At my first posts I wrote about my favorite Flex feature: Databinding
Now I will take a look at the opposite, IMHO the most precarious “feature” in Flex: callLater()
If you have a dodgy problem that a certain property is not available when it already should be and you ask someone at flexcoders you often get the advice, “try callLater” for a quick work-around. Sometimes this helps, but it leaves a bad smell, because often it´s just hiding some other problems in the code.
So when we worked on a large-scale Flex application we have used it sometimes in the beginning, but after a while we decided to avoid callLater. To find and solve the real problem is simply the better solution - and we never needed it again - there was always another solution to solve a particular problem (maybe we just have had luck).
Unpleasantly we get confronted with the fact that callLater is used inside the Framework at the heart of the layout engine.
We struggled with some strange problems. For instance we got a NullPointer exception in the updateDisplayList method of a custom component, which has already been cleaned up properly and removed from the displayList. It turned out that the layout mechanism delayed with callLater an invocation of updateDisplayList but our stuff there has already been removed and threw an exception.
It was not hard to fix, but it demonstrated us that some asynchronous stuff was going on behind the scenes which was out of our direct control.
So for me callLater leaves always a certain bad smell.
Unfortunately I never found time to really investigate how it´s implemented and what are the concepts behind it.
So it was time to catch up with this issue:
CallLater is basically a method in UIComponent which delays a passed function to the next EnterFrame OR Render event.
Often in den docs it´s just described that it will delay to the next frame, which is not correct because it could be that your function is executed already at the Render Event, which happens in the same frame and is the last opportunity where User code can be executed before the screen is rendered.
For more details about the internal concept of a frame in Flash and the relevant events see the great article by Sean Christmann:
Here is a good illustration from his article about the anatomy of a frame in Flash:
All functions passed to callLater are queued up in an array and are executed at the EnterFrame event or Render event. It is possible that the executed function has some other callLater invocations again, so the final execution sequence could be delayed over several frames.
CallLater is used inside the Flex Framework in several classes. The main use case is probably inside the LayoutManager.
There is a concept called phased instantiation which means basically that at application start-up the 3 phases in the UIComponents life-cycle (validate properties, validate size and validate displayList) are not executed in one pass, but are delayed with callLater to 3 half-frames. Half-frame because the Render event happens in the same frame as the EnterFrame event.
This should reduce performance peaks at application-startup and should increase the UIs responsiveness.
You can also use it later on in your application if you have to render heavy stuff, to balance the load across frames.
So far so good. But…
First let me emphasis that I am sure that the SDK architects has had some good reasons for implementing callLater, but it introduces an asynchronism which could be hard to control. Normally with async stuff you have an event driven approach, so you get informed when the async task is done.

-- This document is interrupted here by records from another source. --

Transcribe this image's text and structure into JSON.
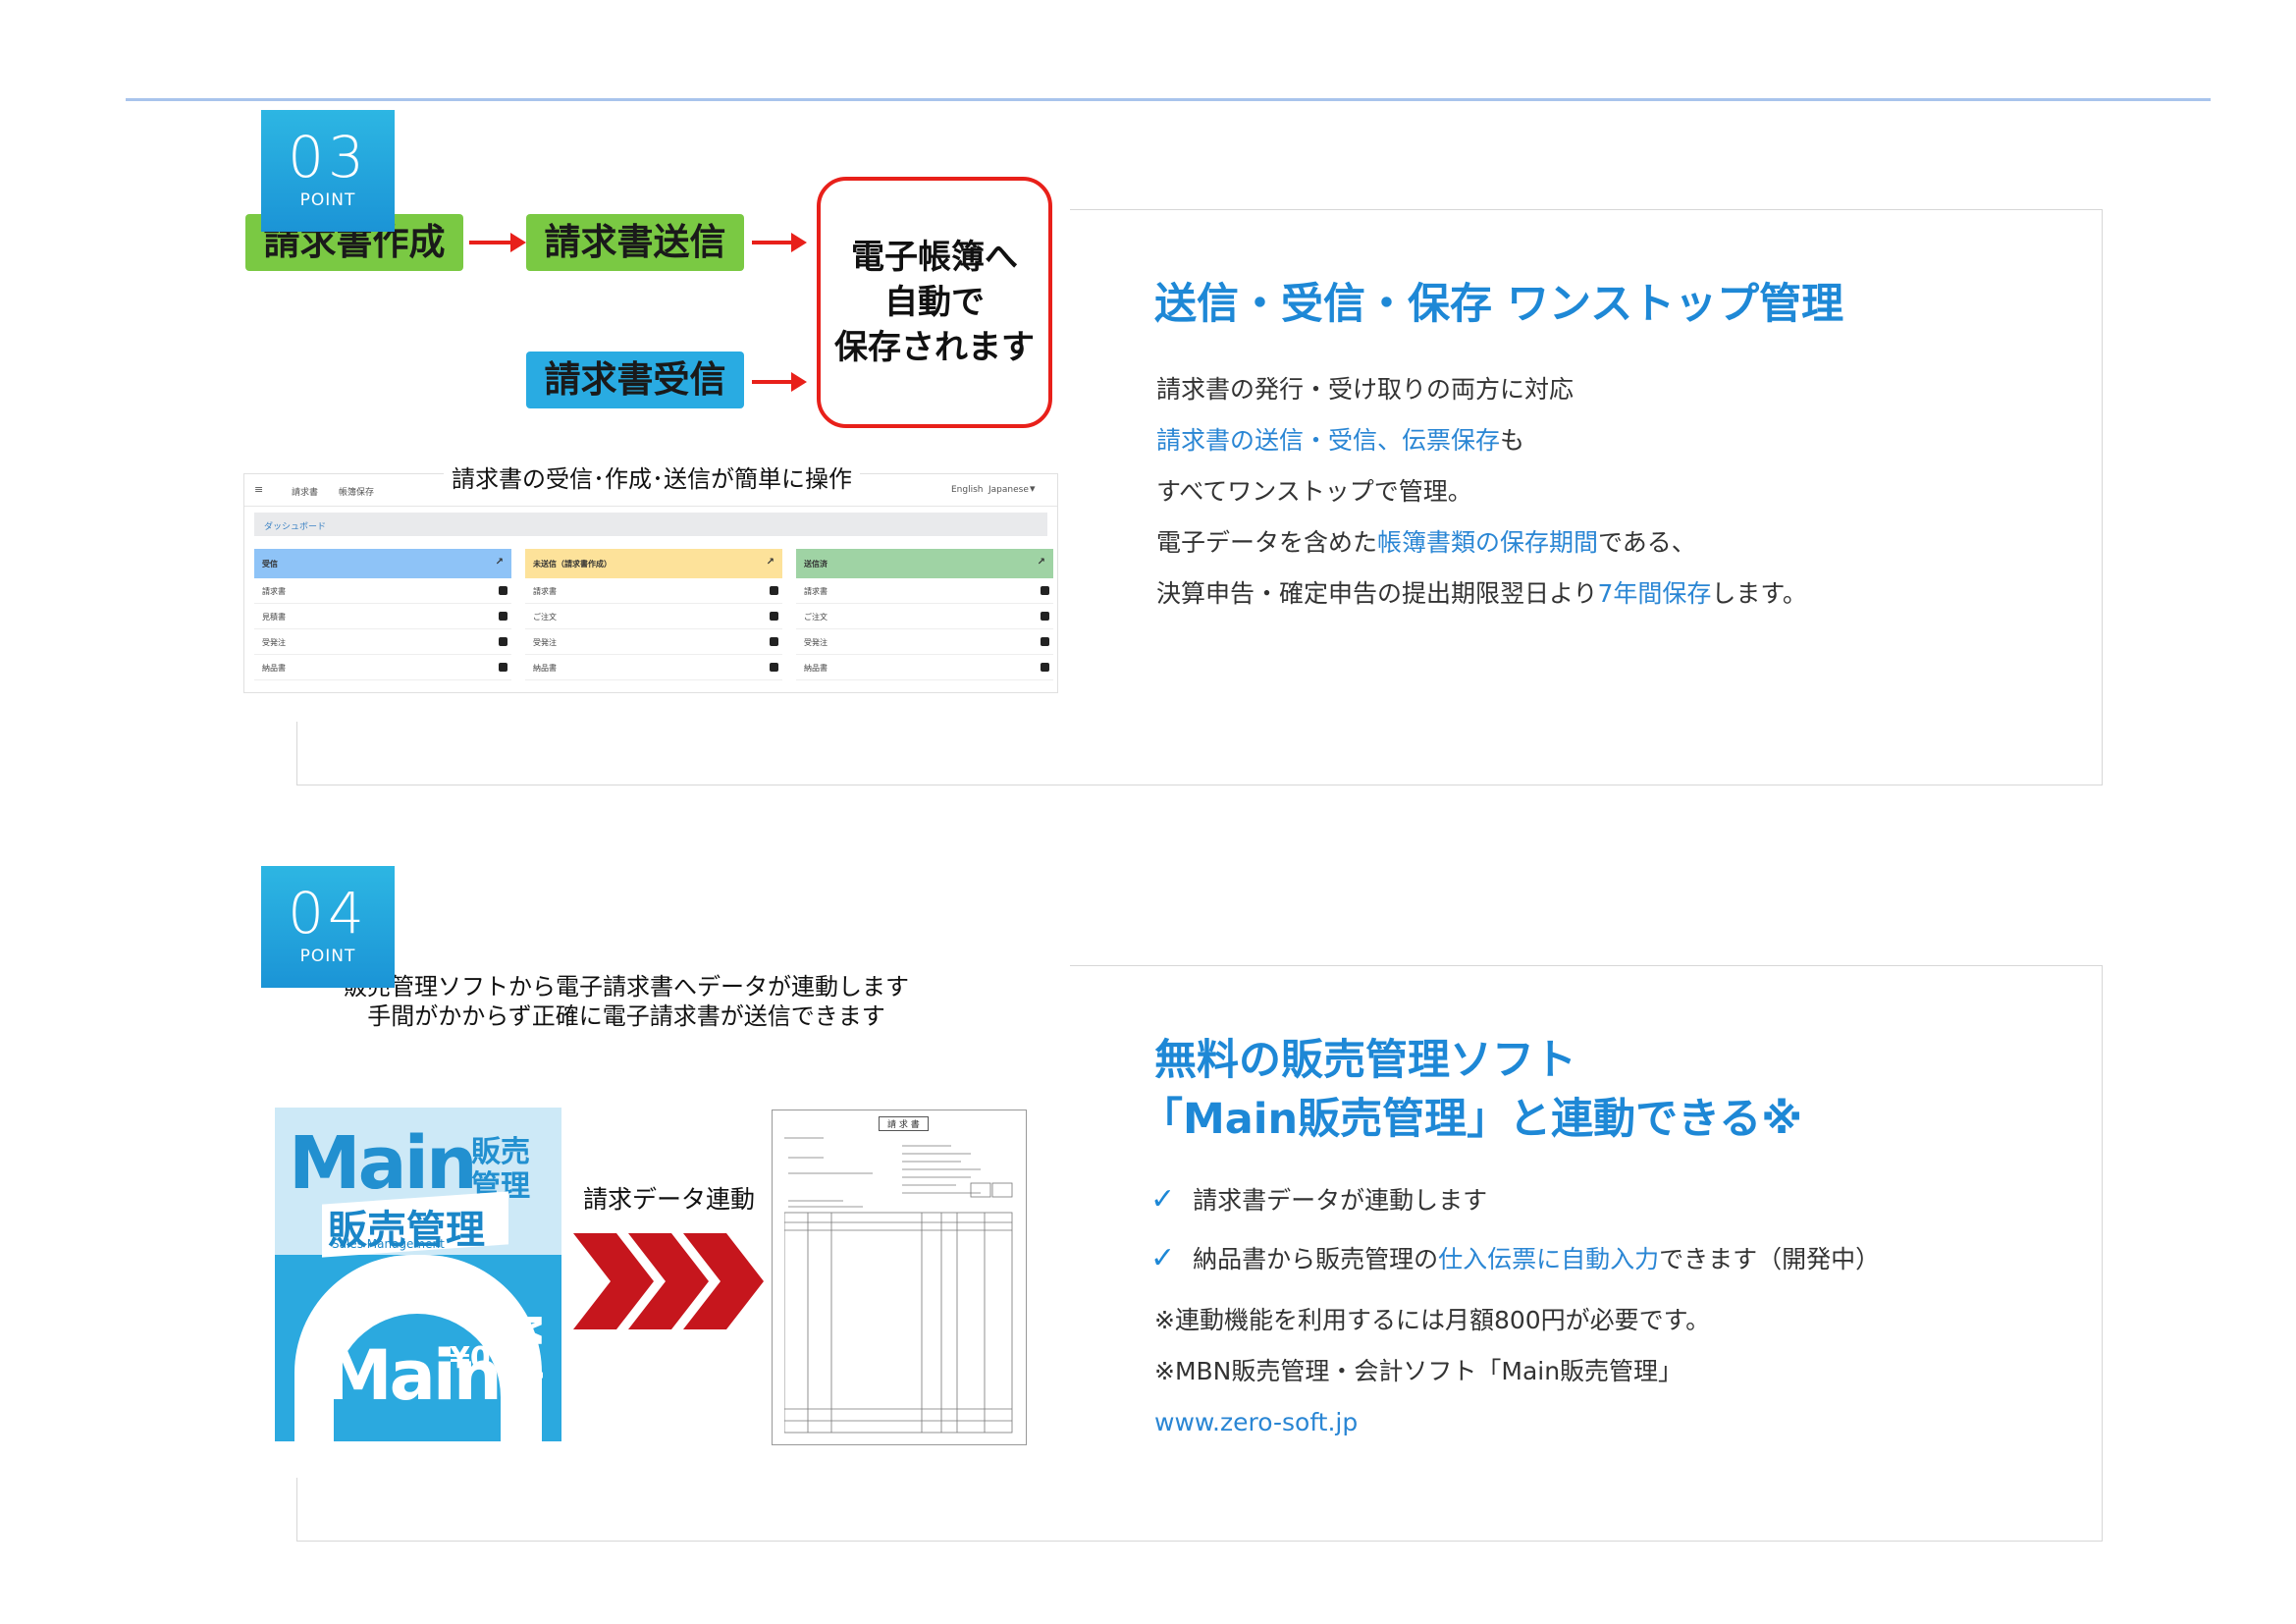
{
  "section3": {
    "badge_num": "03",
    "badge_label": "POINT",
    "flow": {
      "create": "請求書作成",
      "send": "請求書送信",
      "receive": "請求書受信",
      "save_line1": "電子帳簿へ",
      "save_line2": "自動で",
      "save_line3": "保存されます"
    },
    "screenshot_caption": "請求書の受信･作成･送信が簡単に操作",
    "dashboard": {
      "nav_items": [
        "請求書",
        "帳簿保存"
      ],
      "lang_en": "English",
      "lang_ja": "Japanese",
      "breadcrumb": "ダッシュボード",
      "columns": [
        {
          "title": "受信",
          "color": "#8ec3f7",
          "rows": [
            "請求書",
            "見積書",
            "受発注",
            "納品書"
          ]
        },
        {
          "title": "未送信（請求書作成）",
          "color": "#fde29a",
          "rows": [
            "請求書",
            "ご注文",
            "受発注",
            "納品書"
          ]
        },
        {
          "title": "送信済",
          "color": "#9fd3a4",
          "rows": [
            "請求書",
            "ご注文",
            "受発注",
            "納品書"
          ]
        }
      ]
    },
    "heading": "送信・受信・保存 ワンストップ管理",
    "lines": [
      {
        "parts": [
          {
            "t": "請求書の発行・受け取りの両方に対応",
            "h": false
          }
        ]
      },
      {
        "parts": [
          {
            "t": "請求書の送信・受信、伝票保存",
            "h": true
          },
          {
            "t": "も",
            "h": false
          }
        ]
      },
      {
        "parts": [
          {
            "t": "すべてワンストップで管理。",
            "h": false
          }
        ]
      },
      {
        "parts": [
          {
            "t": "電子データを含めた",
            "h": false
          },
          {
            "t": "帳簿書類の保存期間",
            "h": true
          },
          {
            "t": "である、",
            "h": false
          }
        ]
      },
      {
        "parts": [
          {
            "t": "決算申告・確定申告の提出期限翌日より",
            "h": false
          },
          {
            "t": "7年間保存",
            "h": true
          },
          {
            "t": "します。",
            "h": false
          }
        ]
      }
    ]
  },
  "section4": {
    "badge_num": "04",
    "badge_label": "POINT",
    "intro_line1": "販売管理ソフトから電子請求書へデータが連動します",
    "intro_line2": "手間がかからず正確に電子請求書が送信できます",
    "box": {
      "logo_top": "Main",
      "logo_side1": "販売",
      "logo_side2": "管理",
      "band": "販売管理",
      "band_sub": "Sales Management",
      "logo_bottom": "Main",
      "yen": "¥0",
      "spine": "Main"
    },
    "link_label": "請求データ連動",
    "invoice_title": "請 求 書",
    "heading_line1": "無料の販売管理ソフト",
    "heading_line2": "「Main販売管理」と連動できる※",
    "checks": [
      {
        "parts": [
          {
            "t": "請求書データが連動します",
            "h": false
          }
        ]
      },
      {
        "parts": [
          {
            "t": "納品書から販売管理の",
            "h": false
          },
          {
            "t": "仕入伝票に自動入力",
            "h": true
          },
          {
            "t": "できます（開発中）",
            "h": false
          }
        ]
      }
    ],
    "note1": "※連動機能を利用するには月額800円が必要です。",
    "note2": "※MBN販売管理・会計ソフト「Main販売管理」",
    "url": "www.zero-soft.jp"
  }
}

With callLater it´s not so clear when the last callLater is really finished. There is an UpdateComplete event in UIComponent and LayoutManager which helps to get informed when the last callLater is executed, but in-between, you don´t have control about the distinct moments of your function calls.

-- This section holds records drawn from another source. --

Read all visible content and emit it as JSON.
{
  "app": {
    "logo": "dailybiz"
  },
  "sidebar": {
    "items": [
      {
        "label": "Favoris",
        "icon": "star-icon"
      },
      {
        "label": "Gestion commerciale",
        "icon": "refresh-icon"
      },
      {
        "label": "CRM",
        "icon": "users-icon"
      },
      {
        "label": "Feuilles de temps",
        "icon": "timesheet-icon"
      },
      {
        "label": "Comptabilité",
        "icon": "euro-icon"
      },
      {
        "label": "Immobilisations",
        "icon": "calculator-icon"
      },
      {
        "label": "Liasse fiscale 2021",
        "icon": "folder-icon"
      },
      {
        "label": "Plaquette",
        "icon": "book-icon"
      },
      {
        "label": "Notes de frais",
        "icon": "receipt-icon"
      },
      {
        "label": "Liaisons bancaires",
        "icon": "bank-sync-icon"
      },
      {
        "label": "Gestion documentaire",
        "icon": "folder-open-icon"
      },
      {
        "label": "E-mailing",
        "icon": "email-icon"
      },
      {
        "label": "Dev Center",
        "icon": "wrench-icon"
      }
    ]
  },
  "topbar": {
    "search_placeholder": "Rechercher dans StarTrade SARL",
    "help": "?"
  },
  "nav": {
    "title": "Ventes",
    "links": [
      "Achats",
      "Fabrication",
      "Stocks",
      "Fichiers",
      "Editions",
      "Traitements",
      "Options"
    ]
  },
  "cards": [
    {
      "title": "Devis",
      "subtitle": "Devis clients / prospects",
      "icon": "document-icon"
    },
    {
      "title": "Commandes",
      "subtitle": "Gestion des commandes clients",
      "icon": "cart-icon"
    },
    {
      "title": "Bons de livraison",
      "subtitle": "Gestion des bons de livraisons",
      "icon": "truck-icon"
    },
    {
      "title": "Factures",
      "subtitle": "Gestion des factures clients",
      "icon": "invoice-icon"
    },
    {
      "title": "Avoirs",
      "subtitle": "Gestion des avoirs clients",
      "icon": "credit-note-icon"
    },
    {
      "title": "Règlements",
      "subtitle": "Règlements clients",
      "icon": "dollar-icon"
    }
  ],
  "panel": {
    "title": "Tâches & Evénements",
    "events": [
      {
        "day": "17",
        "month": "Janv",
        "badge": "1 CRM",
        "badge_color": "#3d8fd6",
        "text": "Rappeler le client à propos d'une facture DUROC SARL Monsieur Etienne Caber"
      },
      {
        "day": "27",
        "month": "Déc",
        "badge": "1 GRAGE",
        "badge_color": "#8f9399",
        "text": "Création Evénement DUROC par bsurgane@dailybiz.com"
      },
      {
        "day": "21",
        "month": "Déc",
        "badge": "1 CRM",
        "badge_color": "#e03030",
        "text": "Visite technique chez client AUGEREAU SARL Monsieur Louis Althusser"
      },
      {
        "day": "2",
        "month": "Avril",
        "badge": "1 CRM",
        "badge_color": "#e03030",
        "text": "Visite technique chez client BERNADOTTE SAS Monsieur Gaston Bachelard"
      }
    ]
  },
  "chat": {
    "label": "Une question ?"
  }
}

Another issue is that you cannot control if your heavy load is really spread over 2 frames. It could be that it is just executed inside one frame at the EnterFrame event and at the Render event, so it could be that you don´t win anything from the load-balancing perspective.
Performance-wise there could also be perceptible delays caused by repeatedly callLater executions.
I guess there are many special situations in the framework code (probably mostly measurement stuff) which are difficult to handle, but i guess it should be possible (maybe I am too optimistic?).
There seems to be a problem to get the correct measurement when you set a new text in a TextField before the frame is actually rendered (see this post at flexcoders), but if this is an unsolvable problem then it should be urgently fixed in the Flash Player.
Comment by Bernd
Made Sunday, 21 of June , 2009 at 14:50
thanks for your effort and for sharing this knowledge
Comment by Arindam Biswas
Made Thursday, 7 of July , 2011 at 11:27
Didn’t know this. very helpful, one to bookmark.
Comment by Brandon Heyer
Made Friday, 15 of July , 2011 at 15:41
You said you were receiving NPEs with custom components in the updateDisplayList. I am running into the same problem, while trying to update a components skin class and intemrenderer, if I do one or the other, everything works great, but when I do both, it causes issues. What was your non-callLater work around? Not because I wish to solely avoid using callLater, but with how my code would have to be written, it would lead to chained callLaters within a recursive function…
Comment by Manfred Karrer
Made Friday, 15 of July , 2011 at 16:18
our case was that a component has been cleaned up in a destroy method, and therefore some properties was set to null. but later an update displaylist was called again (caused from internal callLater) and the we got the nullpointer exception. we solved this issue with a boolean check if the component has been destroyed already. not very nice but it worked. we never used callLater in our client code. in situations when it was used by a developer to solve (hide) a tricky problem, it was always possible to solve the issue without callLater when investigating for the cause of the issue. but i know there are some situations where it is not easy…